Teacher Training by Alternating Classroom Work and Work Analysis: From the Perspective of a Social Conception of Meaning and Action

Dec. 25, 2009

Source: Teachers and Teaching, Volume 15, Issue 6 (December 2009), pages 653 – 667.
(Reviewed by the Portal Team)

This article investigates teacher training by the alternation of classroom work and work analysis. The links and/or lack of links between these two professional situations have been identified and analyzed from the perspective of a social conception of meaning and action.

The advantage of this approach is that it allows the development of professional activity in preservice teachers (PTs) to be assessed by tracking how the reflective tools acquired in training evolve in work and/or work analysis situations.
The concepts of 'meaning' and 'expectation' are helpful in discussing the empirical data from a research program designed to evaluate the potential for PTs' professional development offered by the alternating work/analysis programs of French University Institutes of Teacher Training.


Three preservice teachers (PT) – cooperating teachers (CT) pairs participated in the studies illustrating this article.

The first pair was a PT and CT in a secondary school in the northeast of France who were not sharing any classes. The CT's visits had to be scheduled and were followed by work analysis sessions during which the CT analyzed the PT's work and gave advice about alternative actions to take in the future.

The second pair was a PT and CT from a secondary school from the southeast of France who were sharing a class of 14- to 15-year olds. This pair had chosen to alternate weeks of giving lessons such that one week one taught the class while the other observed and the next week the other taught the class while the first one observed. The observer also participated in the work analysis sessions and co-planned the following lesson.
A focus of this case was the 'advisory visit,' which differed from the more usual work analysis session in that both the CT and university supervisor (US) participated. This visit generally occurs only twice a year, given the cost of paying two trainers instead of one.

The third pair was a CT and PT in a secondary school in the southwest of France who were sharing a class of 14- to 15-year olds and who had opted to co-teach. Following every lesson, they met for a work analysis session to evaluate the lesson and prepare for the upcoming class.

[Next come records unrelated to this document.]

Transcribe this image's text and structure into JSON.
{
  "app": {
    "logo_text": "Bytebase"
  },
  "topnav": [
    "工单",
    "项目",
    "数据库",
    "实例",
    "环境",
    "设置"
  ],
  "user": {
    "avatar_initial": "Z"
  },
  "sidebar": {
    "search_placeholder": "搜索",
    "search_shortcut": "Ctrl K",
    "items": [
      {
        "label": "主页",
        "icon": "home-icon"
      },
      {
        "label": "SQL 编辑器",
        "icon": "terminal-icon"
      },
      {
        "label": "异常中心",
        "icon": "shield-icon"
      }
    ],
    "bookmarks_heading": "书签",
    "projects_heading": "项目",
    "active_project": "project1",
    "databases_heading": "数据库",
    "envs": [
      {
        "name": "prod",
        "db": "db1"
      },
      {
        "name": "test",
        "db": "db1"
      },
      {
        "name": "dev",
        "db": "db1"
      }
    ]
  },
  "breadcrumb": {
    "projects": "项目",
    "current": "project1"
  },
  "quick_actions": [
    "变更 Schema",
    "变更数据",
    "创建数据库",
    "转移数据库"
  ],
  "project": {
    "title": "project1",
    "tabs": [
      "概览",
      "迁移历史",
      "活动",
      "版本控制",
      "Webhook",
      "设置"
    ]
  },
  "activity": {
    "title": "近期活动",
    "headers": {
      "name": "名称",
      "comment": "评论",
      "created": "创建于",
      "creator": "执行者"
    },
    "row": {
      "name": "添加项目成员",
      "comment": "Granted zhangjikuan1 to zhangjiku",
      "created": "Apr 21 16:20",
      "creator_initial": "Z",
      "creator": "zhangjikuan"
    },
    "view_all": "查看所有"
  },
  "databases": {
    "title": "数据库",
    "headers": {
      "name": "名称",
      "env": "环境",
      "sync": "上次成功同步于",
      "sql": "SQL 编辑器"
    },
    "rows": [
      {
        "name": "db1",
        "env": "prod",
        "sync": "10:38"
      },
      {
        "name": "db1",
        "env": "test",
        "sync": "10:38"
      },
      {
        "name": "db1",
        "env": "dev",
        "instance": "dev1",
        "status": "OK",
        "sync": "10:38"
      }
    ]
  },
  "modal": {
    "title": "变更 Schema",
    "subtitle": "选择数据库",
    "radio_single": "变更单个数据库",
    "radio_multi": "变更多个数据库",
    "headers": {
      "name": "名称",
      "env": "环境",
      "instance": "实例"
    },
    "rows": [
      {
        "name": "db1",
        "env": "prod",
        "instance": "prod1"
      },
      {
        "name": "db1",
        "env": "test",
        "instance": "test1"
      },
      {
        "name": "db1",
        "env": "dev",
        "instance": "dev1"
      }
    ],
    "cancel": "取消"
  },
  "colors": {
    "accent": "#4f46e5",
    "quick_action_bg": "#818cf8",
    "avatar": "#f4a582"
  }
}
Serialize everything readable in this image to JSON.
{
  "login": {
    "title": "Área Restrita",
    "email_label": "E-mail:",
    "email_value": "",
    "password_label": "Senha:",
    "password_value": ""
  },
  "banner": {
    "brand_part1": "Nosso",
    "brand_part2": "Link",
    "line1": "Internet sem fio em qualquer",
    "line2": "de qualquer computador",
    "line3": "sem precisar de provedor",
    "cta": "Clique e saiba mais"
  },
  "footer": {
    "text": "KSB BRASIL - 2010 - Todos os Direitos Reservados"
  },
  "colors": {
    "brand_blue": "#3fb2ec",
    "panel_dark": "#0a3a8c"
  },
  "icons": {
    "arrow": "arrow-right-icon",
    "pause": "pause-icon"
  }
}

The context for data collection was the same for the three cases: the PTs had requested help from their trainers, the CT and US, regarding perceived teaching difficulties. As part of the second-year UITT requirements for teacher certification, they had to produce a written analysis of their professional difficulties and a presentation of perspectives for development. In this aim, the researchers established the conditions for collaboration: they collected the data on site so that it could be utilized as a support for the analyses of PT, CT, and US, as well as for the research program. In the three cases presented here, the classes were considered to be 'ordinary,' with none of the students having particular academic or behavioral problems.


The main conclusions concern the need to organize PTs' professional experiences within a training network so that PTs are not left on their own to face the diverse and complex situations of daily professional exercise.

The effective procedures are those that allow PTs to construct concrete and circumstance-based expectations that the professional rules they have learned are still operational. These expectations help PTs to efficiently calibrate and interpret the meaning of their work experience, while also allowing them to prepare to act differently.

Updated: Jan. 31, 2010